“Hannah and Amanda have gained so much from this experience, and I’m really grateful to Johan, Aruna and everyone in the SEAT team for making the girls feel welcome and helping them feel comfortable,” says Mrs Cassone.

Albany Senior High School English teacher Suhanna Karma says the girls also took advantage of being in a university environment to get help with other school projects, including a prototype for a graphics project, and 3D printing for a business project that was internally assessed.

“Other students have been awed and inspired by what Hannah and Amanda have achieved. It has encouraged others to look at their Impact Project more deeply, and inspire them to make full use of the time,” she says.

Sharing his passion for engineering with others is something Dr Potgeiter is committed to.

“We love getting people excited about engineering – and about learning,” Dr Potgeiter says. “We’ve got an increasing number of opportunities for high school pupils to come over and engage with us, including the VEX Robotics Challenge. The engineering camps we ran in the school holidays were completely booked out. Engineering can be great fun.”

Dr Shekar agrees.

“We encourage high school pupils to visit and see for themselves the exciting engineering projects our students are involved in – including creating a futuristic vehicle, an automatic drink-pouring machine and a soccer-playing robot.”.

Further discussions are currently taking place to expand this engagement to also include business management and media studies courses.

© Scoop Media

Culture Headlines | Health Headlines | Education Headlines


Scoop Review Of Books: Before The Quakes

Remembering Christchurch: Voices from decades past: The Christchurch I lived in for my first 23 years was where four-year-olds walked alone to kindergarten, crossing roads empty of all but a couple of cars per hour. My primary school, Ilam, was newly built on a grassy paddock surrounded by rural land... More>>

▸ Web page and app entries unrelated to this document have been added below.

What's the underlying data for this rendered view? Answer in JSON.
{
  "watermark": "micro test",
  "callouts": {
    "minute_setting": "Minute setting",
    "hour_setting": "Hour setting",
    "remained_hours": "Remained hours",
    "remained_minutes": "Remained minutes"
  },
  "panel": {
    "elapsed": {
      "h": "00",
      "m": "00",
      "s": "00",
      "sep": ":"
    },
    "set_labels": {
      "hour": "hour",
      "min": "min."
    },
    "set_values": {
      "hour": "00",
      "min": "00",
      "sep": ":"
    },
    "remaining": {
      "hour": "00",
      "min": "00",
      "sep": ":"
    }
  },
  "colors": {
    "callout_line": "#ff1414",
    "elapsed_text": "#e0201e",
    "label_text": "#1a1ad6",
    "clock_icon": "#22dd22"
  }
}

6-11 October: New Zealand Improvisation Festival Hits Wellington

Wellingtonians will have a wide selection of improv to feast on with a jam packed programme containing 22 shows, three companies from Australia, two companies from Auckland, one from Nelson, one from Christchurch and seven from Wellington. More>>


Bird Of The Year: New Zealanders Asked To Vote For Their Favourite Native Bird

Te Radar, David Farrier, Heather du-Plessis Allan and Duncan Garner are just some of the New Zealanders championing their favourite native bird in Forest & Bird’s annual Bird of the Year competition, which kicks off today.. More>>


Werewolf Film: It Follows - Panic In Detroit

Philip Matthews: When you heard last month that Wes Craven had died and you wanted to pay homage, you could have sat down with any one of five of his films that helped reinvent American horror at least three times over three decades... Or you could just have watched one of the greatest recent horror films that would probably not exist without Craven. More>>


Werewolf Music: Searching For The White Wail - On Art Pepper, etc

If the word ‘hipster’ means anything – which it arguably doesn’t – it seems to be more of an impulse than a condition. One always headed for the margins, and away from the white-bred, white-bread mainstream... More>>


Scoop Review Of Books: Leonardo da Vinci - The Graphic Work

The breadth of da Vinci’s work is incredible: from animals to weaponry, architecture to fabric, maps to botany. The works have been divided into themes such as Proportion Drawings, Anatomical Drawings and Drawings of Maps and Plans. Each section begins with a short essay. More>>

Scoop Review Of Books: James Hector: Explorer, Scientist, Leader

Publication of this comprehensive 274-page account of the life and work of James Hector by the Geoscience Society of New Zealand marks the 150th anniversary of James Hector’s appointment as New Zealand’s first government scientist. More>>

Get More From Scoop



Search Scoop  
Powered by Vodafone
NZ independent news